Every record must come back unchanged, apart from the pictures, which are dropped.

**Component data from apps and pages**
■ ■ ■ ■ ■ ■ ■

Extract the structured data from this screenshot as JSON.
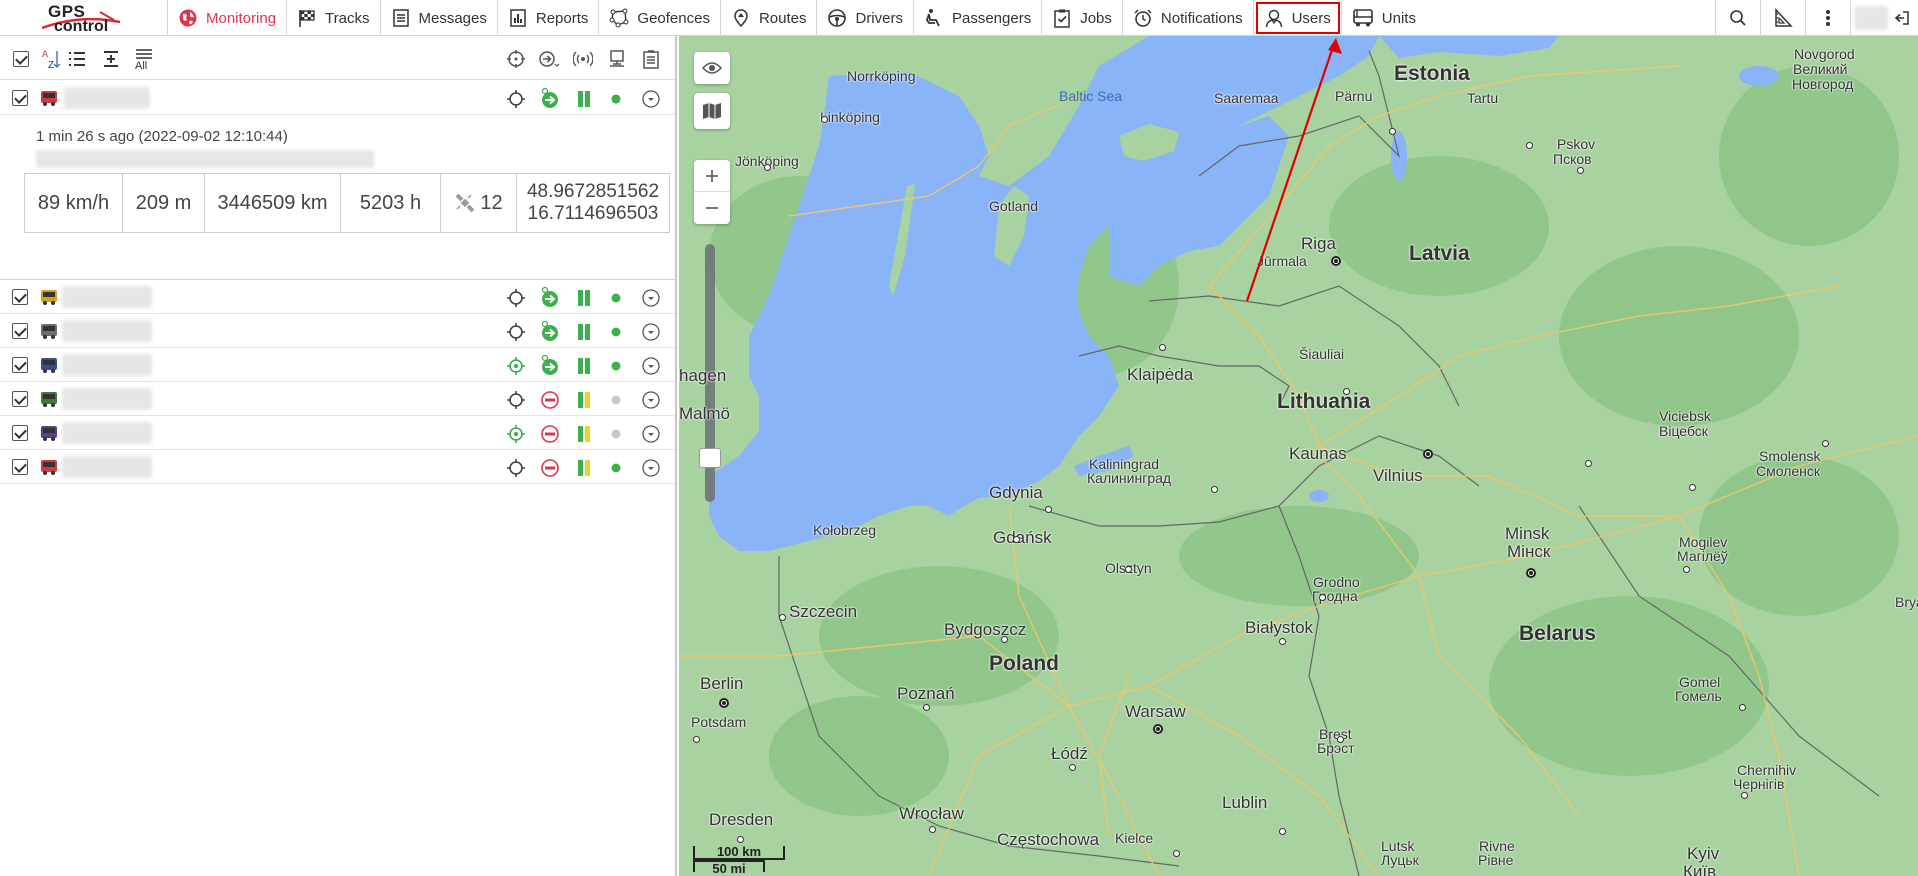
{
  "app": {
    "logo_line1": "GPS",
    "logo_line2": "control"
  },
  "nav": {
    "items": [
      {
        "label": "Monitoring",
        "icon": "globe-icon",
        "active": true
      },
      {
        "label": "Tracks",
        "icon": "checkered-flag-icon"
      },
      {
        "label": "Messages",
        "icon": "messages-icon"
      },
      {
        "label": "Reports",
        "icon": "reports-icon"
      },
      {
        "label": "Geofences",
        "icon": "geofence-icon"
      },
      {
        "label": "Routes",
        "icon": "route-icon"
      },
      {
        "label": "Drivers",
        "icon": "steering-wheel-icon"
      },
      {
        "label": "Passengers",
        "icon": "passenger-seat-icon"
      },
      {
        "label": "Jobs",
        "icon": "clipboard-icon"
      },
      {
        "label": "Notifications",
        "icon": "alarm-clock-icon"
      },
      {
        "label": "Users",
        "icon": "user-icon",
        "highlighted": true
      },
      {
        "label": "Units",
        "icon": "bus-icon"
      }
    ],
    "active_color": "#e0344a",
    "highlight_color": "#e00000"
  },
  "toolbar": {
    "all_label": "All",
    "sort_label_top": "A",
    "sort_label_bottom": "Z"
  },
  "units": {
    "selected": {
      "last_message": "1 min 26 s ago (2022-09-02 12:10:44)",
      "speed": "89 km/h",
      "altitude": "209 m",
      "mileage": "3446509 km",
      "engine_hours": "5203 h",
      "satellites": "12",
      "lat": "48.9672851562",
      "lon": "16.7114696503"
    },
    "rows": [
      {
        "color": "#d23b3b",
        "status_dot": "#3cb04a",
        "moving": true
      },
      {
        "color": "#d6a11a",
        "status_dot": "#3cb04a",
        "moving": true
      },
      {
        "color": "#6d6d6d",
        "status_dot": "#3cb04a",
        "moving": true
      },
      {
        "color": "#34508f",
        "status_dot": "#3cb04a",
        "moving": true
      },
      {
        "color": "#3a7a3a",
        "status_dot": "#c8c8c8",
        "moving": false
      },
      {
        "color": "#5e3d8f",
        "status_dot": "#c8c8c8",
        "moving": false
      },
      {
        "color": "#d23b3b",
        "status_dot": "#3cb04a",
        "moving": false
      }
    ]
  },
  "map": {
    "labels": {
      "estonia": "Estonia",
      "latvia": "Latvia",
      "lithuania": "Lithuania",
      "belarus": "Belarus",
      "poland": "Poland",
      "baltic_sea": "Baltic Sea",
      "norrkoping": "Norrköping",
      "linkoping": "Linköping",
      "jonkoping": "Jönköping",
      "gotland": "Gotland",
      "saaremaa": "Saaremaa",
      "parnu": "Pärnu",
      "tartu": "Tartu",
      "pskov": "Pskov",
      "pskov_ru": "Псков",
      "novgorod": "Novgorod",
      "novgorod_ru1": "Великий",
      "novgorod_ru2": "Новгород",
      "riga": "Riga",
      "jurmala": "Jūrmala",
      "siauliai": "Šiauliai",
      "klaipeda": "Klaipėda",
      "kaunas": "Kaunas",
      "vilnius": "Vilnius",
      "viciebsk": "Viciebsk",
      "viciebsk_ru": "Віцебск",
      "smolensk": "Smolensk",
      "smolensk_ru": "Смоленск",
      "kaliningrad": "Kaliningrad",
      "kaliningrad_ru": "Калининград",
      "gdynia": "Gdynia",
      "gdansk": "Gdańsk",
      "kolobrzeg": "Kołobrzeg",
      "olsztyn": "Olsztyn",
      "minsk": "Minsk",
      "minsk_ru": "Мінск",
      "mogilev": "Mogilev",
      "mogilev_ru": "Магілёў",
      "grodno": "Grodno",
      "grodno_ru": "Гродна",
      "szczecin": "Szczecin",
      "bydgoszcz": "Bydgoszcz",
      "bialystok": "Białystok",
      "berlin": "Berlin",
      "potsdam": "Potsdam",
      "poznan": "Poznań",
      "warsaw": "Warsaw",
      "brest": "Brest",
      "brest_ru": "Брэст",
      "lodz": "Łódź",
      "gomel": "Gomel",
      "gomel_ru": "Гомель",
      "dresden": "Dresden",
      "wroclaw": "Wrocław",
      "czestochowa": "Częstochowa",
      "kielce": "Kielce",
      "lublin": "Lublin",
      "lutsk": "Lutsk",
      "lutsk_ru": "Луцьк",
      "rivne": "Rivne",
      "rivne_ru": "Рівне",
      "chernihiv": "Chernihiv",
      "chernihiv_ru": "Чернігів",
      "kyiv": "Kyiv",
      "kyiv_ru": "Київ",
      "malmo": "Malmö",
      "hagen": "hagen",
      "brya": "Brya"
    },
    "scale_km": "100 km",
    "scale_mi": "50 mi",
    "water_color": "#8ab4f8",
    "land_color": "#a8d2a0"
  }
}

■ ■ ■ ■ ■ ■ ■

**RESPONSE TO THE TASK**
Extract the structured data from this screenshot as JSON.
{
  "app": {
    "logo_line1": "GPS",
    "logo_line2": "control"
  },
  "nav": {
    "items": [
      {
        "label": "Monitoring",
        "icon": "globe-icon",
        "active": true
      },
      {
        "label": "Tracks",
        "icon": "checkered-flag-icon"
      },
      {
        "label": "Messages",
        "icon": "messages-icon"
      },
      {
        "label": "Reports",
        "icon": "reports-icon"
      },
      {
        "label": "Geofences",
        "icon": "geofence-icon"
      },
      {
        "label": "Routes",
        "icon": "route-icon"
      },
      {
        "label": "Drivers",
        "icon": "steering-wheel-icon"
      },
      {
        "label": "Passengers",
        "icon": "passenger-seat-icon"
      },
      {
        "label": "Jobs",
        "icon": "clipboard-icon"
      },
      {
        "label": "Notifications",
        "icon": "alarm-clock-icon"
      },
      {
        "label": "Users",
        "icon": "user-icon",
        "highlighted": true
      },
      {
        "label": "Units",
        "icon": "bus-icon"
      }
    ],
    "active_color": "#e0344a",
    "highlight_color": "#e00000"
  },
  "toolbar": {
    "all_label": "All",
    "sort_label_top": "A",
    "sort_label_bottom": "Z"
  },
  "units": {
    "selected": {
      "last_message": "1 min 26 s ago (2022-09-02 12:10:44)",
      "speed": "89 km/h",
      "altitude": "209 m",
      "mileage": "3446509 km",
      "engine_hours": "5203 h",
      "satellites": "12",
      "lat": "48.9672851562",
      "lon": "16.7114696503"
    },
    "rows": [
      {
        "color": "#d23b3b",
        "status_dot": "#3cb04a",
        "moving": true
      },
      {
        "color": "#d6a11a",
        "status_dot": "#3cb04a",
        "moving": true
      },
      {
        "color": "#6d6d6d",
        "status_dot": "#3cb04a",
        "moving": true
      },
      {
        "color": "#34508f",
        "status_dot": "#3cb04a",
        "moving": true
      },
      {
        "color": "#3a7a3a",
        "status_dot": "#c8c8c8",
        "moving": false
      },
      {
        "color": "#5e3d8f",
        "status_dot": "#c8c8c8",
        "moving": false
      },
      {
        "color": "#d23b3b",
        "status_dot": "#3cb04a",
        "moving": false
      }
    ]
  },
  "map": {
    "labels": {
      "estonia": "Estonia",
      "latvia": "Latvia",
      "lithuania": "Lithuania",
      "belarus": "Belarus",
      "poland": "Poland",
      "baltic_sea": "Baltic Sea",
      "norrkoping": "Norrköping",
      "linkoping": "Linköping",
      "jonkoping": "Jönköping",
      "gotland": "Gotland",
      "saaremaa": "Saaremaa",
      "parnu": "Pärnu",
      "tartu": "Tartu",
      "pskov": "Pskov",
      "pskov_ru": "Псков",
      "novgorod": "Novgorod",
      "novgorod_ru1": "Великий",
      "novgorod_ru2": "Новгород",
      "riga": "Riga",
      "jurmala": "Jūrmala",
      "siauliai": "Šiauliai",
      "klaipeda": "Klaipėda",
      "kaunas": "Kaunas",
      "vilnius": "Vilnius",
      "viciebsk": "Viciebsk",
      "viciebsk_ru": "Віцебск",
      "smolensk": "Smolensk",
      "smolensk_ru": "Смоленск",
      "kaliningrad": "Kaliningrad",
      "kaliningrad_ru": "Калининград",
      "gdynia": "Gdynia",
      "gdansk": "Gdańsk",
      "kolobrzeg": "Kołobrzeg",
      "olsztyn": "Olsztyn",
      "minsk": "Minsk",
      "minsk_ru": "Мінск",
      "mogilev": "Mogilev",
      "mogilev_ru": "Магілёў",
      "grodno": "Grodno",
      "grodno_ru": "Гродна",
      "szczecin": "Szczecin",
      "bydgoszcz": "Bydgoszcz",
      "bialystok": "Białystok",
      "berlin": "Berlin",
      "potsdam": "Potsdam",
      "poznan": "Poznań",
      "warsaw": "Warsaw",
      "brest": "Brest",
      "brest_ru": "Брэст",
      "lodz": "Łódź",
      "gomel": "Gomel",
      "gomel_ru": "Гомель",
      "dresden": "Dresden",
      "wroclaw": "Wrocław",
      "czestochowa": "Częstochowa",
      "kielce": "Kielce",
      "lublin": "Lublin",
      "lutsk": "Lutsk",
      "lutsk_ru": "Луцьк",
      "rivne": "Rivne",
      "rivne_ru": "Рівне",
      "chernihiv": "Chernihiv",
      "chernihiv_ru": "Чернігів",
      "kyiv": "Kyiv",
      "kyiv_ru": "Київ",
      "malmo": "Malmö",
      "hagen": "hagen",
      "brya": "Brya"
    },
    "scale_km": "100 km",
    "scale_mi": "50 mi",
    "water_color": "#8ab4f8",
    "land_color": "#a8d2a0"
  }
}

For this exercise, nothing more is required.